= THE TASK =
Identify all lines in the listing that include the word "value", and copy them out.

= DATA TO EXAMINE =
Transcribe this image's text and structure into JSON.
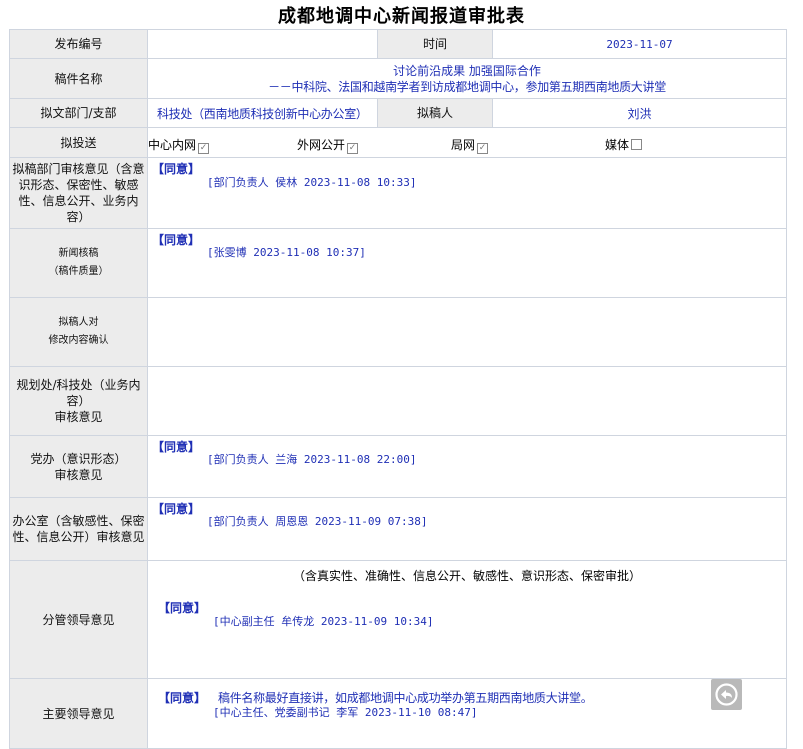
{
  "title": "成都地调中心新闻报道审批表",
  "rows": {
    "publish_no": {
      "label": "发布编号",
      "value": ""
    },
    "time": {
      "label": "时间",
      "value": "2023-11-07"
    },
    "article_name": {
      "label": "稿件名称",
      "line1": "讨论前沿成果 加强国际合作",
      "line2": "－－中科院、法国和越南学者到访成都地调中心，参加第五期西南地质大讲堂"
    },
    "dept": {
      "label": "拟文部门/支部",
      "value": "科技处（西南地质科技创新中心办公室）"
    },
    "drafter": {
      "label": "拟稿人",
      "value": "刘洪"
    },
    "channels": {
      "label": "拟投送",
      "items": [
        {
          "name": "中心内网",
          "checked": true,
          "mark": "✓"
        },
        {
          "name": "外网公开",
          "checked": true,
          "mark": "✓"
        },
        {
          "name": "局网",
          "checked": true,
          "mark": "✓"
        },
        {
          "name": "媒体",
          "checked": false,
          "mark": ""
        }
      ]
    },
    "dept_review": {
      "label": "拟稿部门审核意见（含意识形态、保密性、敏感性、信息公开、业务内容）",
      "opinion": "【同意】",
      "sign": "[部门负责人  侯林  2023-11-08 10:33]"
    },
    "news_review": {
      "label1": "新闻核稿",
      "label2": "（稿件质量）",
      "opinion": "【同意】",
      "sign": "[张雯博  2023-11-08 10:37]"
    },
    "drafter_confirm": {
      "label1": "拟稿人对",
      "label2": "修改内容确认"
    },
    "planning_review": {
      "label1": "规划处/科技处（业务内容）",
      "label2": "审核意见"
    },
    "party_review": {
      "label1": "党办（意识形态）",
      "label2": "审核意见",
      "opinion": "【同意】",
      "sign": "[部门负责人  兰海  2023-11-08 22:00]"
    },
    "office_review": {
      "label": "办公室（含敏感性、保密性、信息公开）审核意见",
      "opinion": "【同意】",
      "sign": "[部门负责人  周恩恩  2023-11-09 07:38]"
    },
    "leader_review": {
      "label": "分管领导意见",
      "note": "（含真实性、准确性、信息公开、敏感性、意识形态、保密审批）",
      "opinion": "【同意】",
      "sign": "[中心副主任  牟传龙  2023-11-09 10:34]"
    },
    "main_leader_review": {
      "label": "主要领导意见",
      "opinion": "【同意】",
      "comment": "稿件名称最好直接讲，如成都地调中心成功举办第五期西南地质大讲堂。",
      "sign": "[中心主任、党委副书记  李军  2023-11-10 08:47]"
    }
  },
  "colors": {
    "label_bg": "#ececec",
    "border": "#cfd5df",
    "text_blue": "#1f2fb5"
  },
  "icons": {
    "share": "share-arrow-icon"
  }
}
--
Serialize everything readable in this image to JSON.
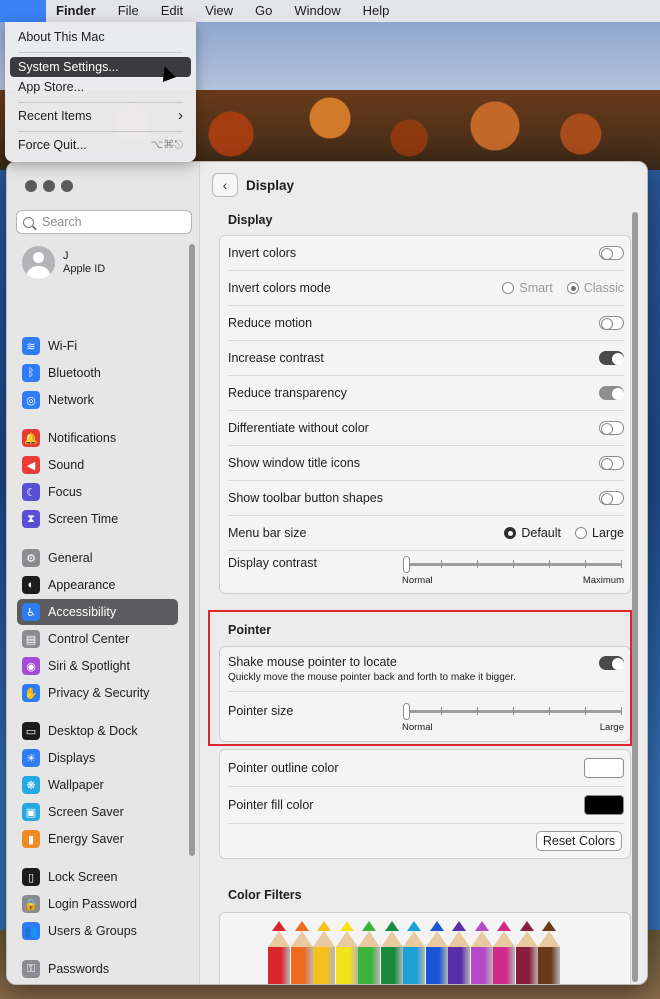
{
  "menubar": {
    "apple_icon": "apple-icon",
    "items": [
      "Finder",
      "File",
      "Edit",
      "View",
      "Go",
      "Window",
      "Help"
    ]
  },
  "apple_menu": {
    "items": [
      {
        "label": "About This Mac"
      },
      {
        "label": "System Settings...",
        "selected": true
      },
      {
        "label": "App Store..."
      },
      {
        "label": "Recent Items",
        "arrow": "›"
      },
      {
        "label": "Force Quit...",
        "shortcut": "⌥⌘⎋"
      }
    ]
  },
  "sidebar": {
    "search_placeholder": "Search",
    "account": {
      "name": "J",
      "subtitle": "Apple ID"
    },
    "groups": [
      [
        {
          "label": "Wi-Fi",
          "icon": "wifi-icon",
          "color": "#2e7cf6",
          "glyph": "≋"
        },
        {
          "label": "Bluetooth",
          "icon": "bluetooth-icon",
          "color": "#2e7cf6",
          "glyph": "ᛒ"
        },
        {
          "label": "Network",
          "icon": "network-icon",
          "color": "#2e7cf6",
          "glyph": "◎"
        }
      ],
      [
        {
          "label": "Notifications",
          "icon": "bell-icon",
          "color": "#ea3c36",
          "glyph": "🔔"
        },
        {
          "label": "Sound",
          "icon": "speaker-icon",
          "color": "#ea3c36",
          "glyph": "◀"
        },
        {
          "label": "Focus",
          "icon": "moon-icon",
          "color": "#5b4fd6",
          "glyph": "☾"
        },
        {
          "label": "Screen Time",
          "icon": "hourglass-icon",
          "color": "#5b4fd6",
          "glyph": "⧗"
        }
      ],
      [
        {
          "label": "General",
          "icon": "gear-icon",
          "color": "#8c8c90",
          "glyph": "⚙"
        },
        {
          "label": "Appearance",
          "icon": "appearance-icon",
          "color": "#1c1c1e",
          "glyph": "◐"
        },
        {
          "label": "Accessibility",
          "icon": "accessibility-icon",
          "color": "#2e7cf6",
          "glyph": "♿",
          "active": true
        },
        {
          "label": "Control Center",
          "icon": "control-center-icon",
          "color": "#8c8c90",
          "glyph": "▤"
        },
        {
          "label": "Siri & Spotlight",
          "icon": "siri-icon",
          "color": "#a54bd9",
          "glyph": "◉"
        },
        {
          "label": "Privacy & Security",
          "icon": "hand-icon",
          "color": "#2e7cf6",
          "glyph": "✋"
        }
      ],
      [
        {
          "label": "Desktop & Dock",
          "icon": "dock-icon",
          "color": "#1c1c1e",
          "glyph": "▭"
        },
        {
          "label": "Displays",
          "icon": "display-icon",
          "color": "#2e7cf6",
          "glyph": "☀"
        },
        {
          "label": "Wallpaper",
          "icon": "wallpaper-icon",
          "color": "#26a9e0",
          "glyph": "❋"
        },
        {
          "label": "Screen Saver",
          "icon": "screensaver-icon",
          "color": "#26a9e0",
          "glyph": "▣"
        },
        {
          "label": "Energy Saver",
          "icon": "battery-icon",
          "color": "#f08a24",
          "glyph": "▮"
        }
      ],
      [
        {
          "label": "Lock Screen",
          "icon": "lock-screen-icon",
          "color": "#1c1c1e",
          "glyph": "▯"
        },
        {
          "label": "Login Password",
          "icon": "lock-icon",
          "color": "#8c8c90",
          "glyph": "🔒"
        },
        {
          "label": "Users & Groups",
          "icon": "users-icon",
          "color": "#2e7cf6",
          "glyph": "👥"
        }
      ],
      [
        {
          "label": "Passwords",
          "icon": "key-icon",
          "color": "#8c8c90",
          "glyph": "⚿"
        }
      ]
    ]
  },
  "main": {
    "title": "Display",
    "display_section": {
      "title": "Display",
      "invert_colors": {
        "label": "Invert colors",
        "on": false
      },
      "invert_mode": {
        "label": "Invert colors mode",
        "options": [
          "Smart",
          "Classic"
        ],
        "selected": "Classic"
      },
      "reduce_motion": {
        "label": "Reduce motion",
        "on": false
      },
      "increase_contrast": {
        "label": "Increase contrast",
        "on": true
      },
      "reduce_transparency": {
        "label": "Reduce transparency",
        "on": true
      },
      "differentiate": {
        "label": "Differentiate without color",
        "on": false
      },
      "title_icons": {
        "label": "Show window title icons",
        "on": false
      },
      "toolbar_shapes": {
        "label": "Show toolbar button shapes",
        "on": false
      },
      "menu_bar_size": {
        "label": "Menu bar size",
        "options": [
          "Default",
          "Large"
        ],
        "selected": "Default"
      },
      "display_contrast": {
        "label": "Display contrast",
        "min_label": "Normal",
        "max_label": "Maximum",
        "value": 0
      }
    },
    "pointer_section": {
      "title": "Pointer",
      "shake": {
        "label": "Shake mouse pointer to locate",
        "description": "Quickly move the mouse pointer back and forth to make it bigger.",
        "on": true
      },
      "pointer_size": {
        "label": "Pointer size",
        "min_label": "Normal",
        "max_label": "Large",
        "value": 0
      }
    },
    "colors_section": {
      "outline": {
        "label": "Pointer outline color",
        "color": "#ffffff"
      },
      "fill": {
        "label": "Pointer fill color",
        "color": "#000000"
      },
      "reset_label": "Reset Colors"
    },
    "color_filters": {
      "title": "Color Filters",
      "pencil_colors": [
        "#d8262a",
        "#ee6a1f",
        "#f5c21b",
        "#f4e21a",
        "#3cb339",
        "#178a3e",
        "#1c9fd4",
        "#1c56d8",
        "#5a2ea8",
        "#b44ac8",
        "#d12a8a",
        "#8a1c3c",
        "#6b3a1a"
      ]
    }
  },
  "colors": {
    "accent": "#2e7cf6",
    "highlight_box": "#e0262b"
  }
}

= RESPONSE AREA =
      "value": ""
      "value": "2023-11-07"
      "value": "科技处（西南地质科技创新中心办公室）"
      "value": "刘洪"
        "value": 0
        "value": 0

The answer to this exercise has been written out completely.